*Dataset content:*
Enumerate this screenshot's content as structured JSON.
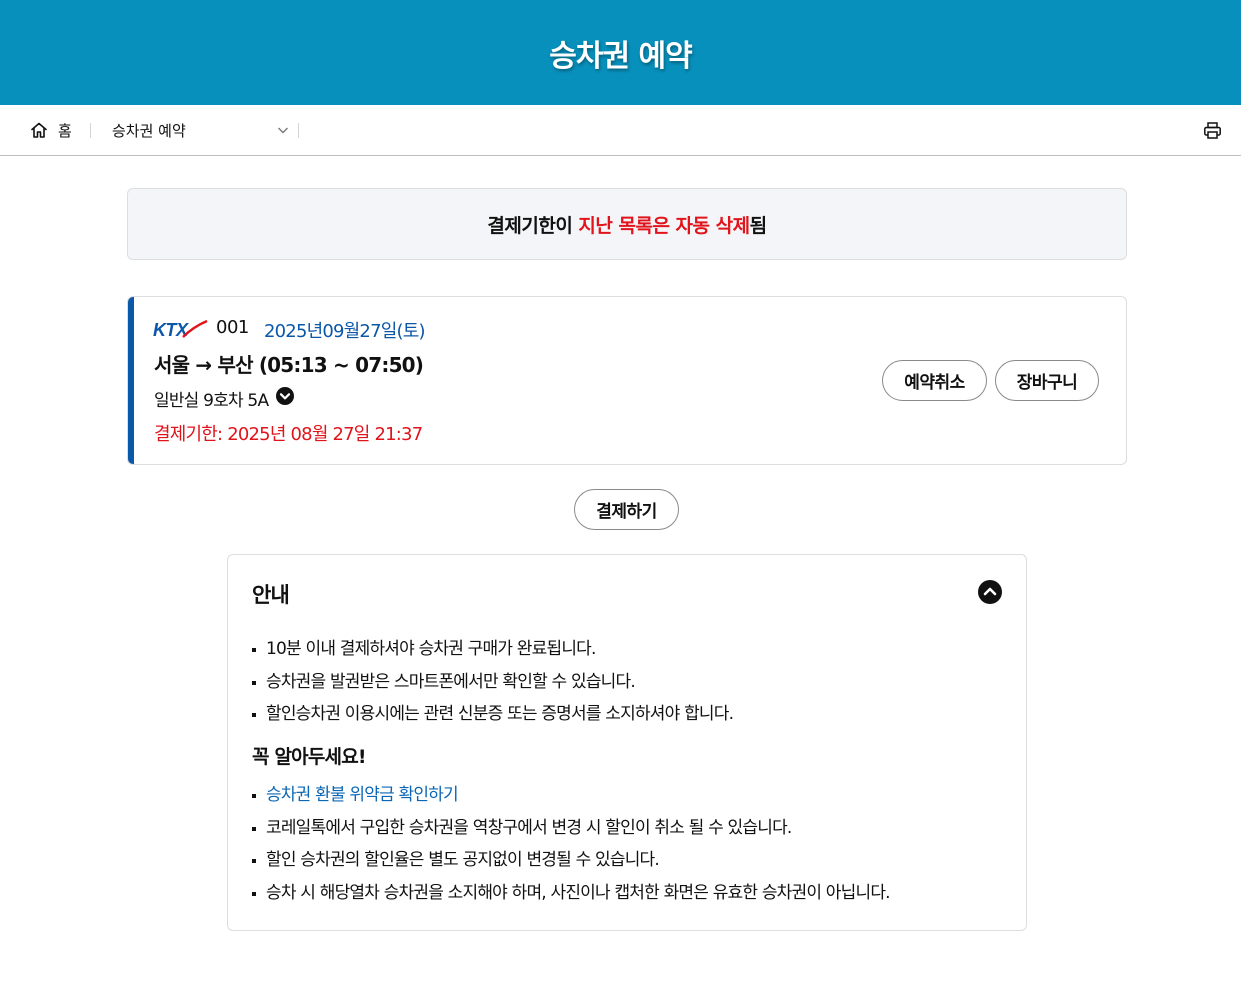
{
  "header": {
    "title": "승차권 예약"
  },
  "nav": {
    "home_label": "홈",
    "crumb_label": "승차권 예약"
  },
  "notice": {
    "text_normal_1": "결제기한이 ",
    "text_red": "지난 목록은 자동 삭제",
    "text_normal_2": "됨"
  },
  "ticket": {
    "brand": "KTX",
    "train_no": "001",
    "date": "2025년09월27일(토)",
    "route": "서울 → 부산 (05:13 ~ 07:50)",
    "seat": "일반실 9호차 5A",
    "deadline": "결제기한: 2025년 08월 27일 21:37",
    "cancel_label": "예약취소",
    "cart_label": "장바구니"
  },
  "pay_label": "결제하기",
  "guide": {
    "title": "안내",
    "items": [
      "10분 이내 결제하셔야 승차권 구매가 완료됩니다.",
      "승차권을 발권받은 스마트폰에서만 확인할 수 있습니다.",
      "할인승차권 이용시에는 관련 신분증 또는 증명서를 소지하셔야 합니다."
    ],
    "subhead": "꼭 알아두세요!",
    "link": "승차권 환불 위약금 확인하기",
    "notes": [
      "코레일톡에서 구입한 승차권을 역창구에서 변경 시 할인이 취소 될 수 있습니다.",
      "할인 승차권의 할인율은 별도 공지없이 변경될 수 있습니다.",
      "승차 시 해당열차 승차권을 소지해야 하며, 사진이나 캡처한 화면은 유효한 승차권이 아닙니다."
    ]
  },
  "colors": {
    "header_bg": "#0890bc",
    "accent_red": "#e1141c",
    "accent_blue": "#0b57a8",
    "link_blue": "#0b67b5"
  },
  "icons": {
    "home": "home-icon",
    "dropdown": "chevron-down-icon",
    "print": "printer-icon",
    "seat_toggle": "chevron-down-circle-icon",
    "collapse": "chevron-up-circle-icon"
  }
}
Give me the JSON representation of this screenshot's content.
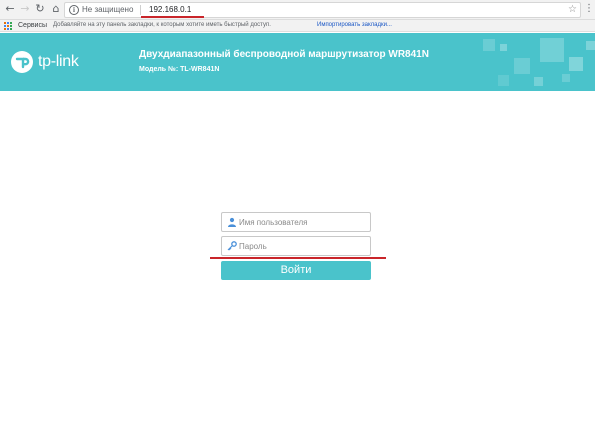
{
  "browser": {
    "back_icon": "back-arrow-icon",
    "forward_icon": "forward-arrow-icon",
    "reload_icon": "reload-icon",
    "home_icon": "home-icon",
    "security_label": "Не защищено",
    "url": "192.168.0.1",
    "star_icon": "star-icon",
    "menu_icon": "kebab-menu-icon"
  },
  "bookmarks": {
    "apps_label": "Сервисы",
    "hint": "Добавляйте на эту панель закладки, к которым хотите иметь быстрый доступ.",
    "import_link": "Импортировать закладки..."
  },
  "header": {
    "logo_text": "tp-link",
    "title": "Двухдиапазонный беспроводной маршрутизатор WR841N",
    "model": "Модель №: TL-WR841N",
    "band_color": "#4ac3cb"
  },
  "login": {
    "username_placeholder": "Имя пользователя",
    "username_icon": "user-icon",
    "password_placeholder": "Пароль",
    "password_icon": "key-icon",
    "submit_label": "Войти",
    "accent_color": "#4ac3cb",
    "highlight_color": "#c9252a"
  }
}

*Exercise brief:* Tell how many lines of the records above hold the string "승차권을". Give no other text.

*Result for this exercise:* 3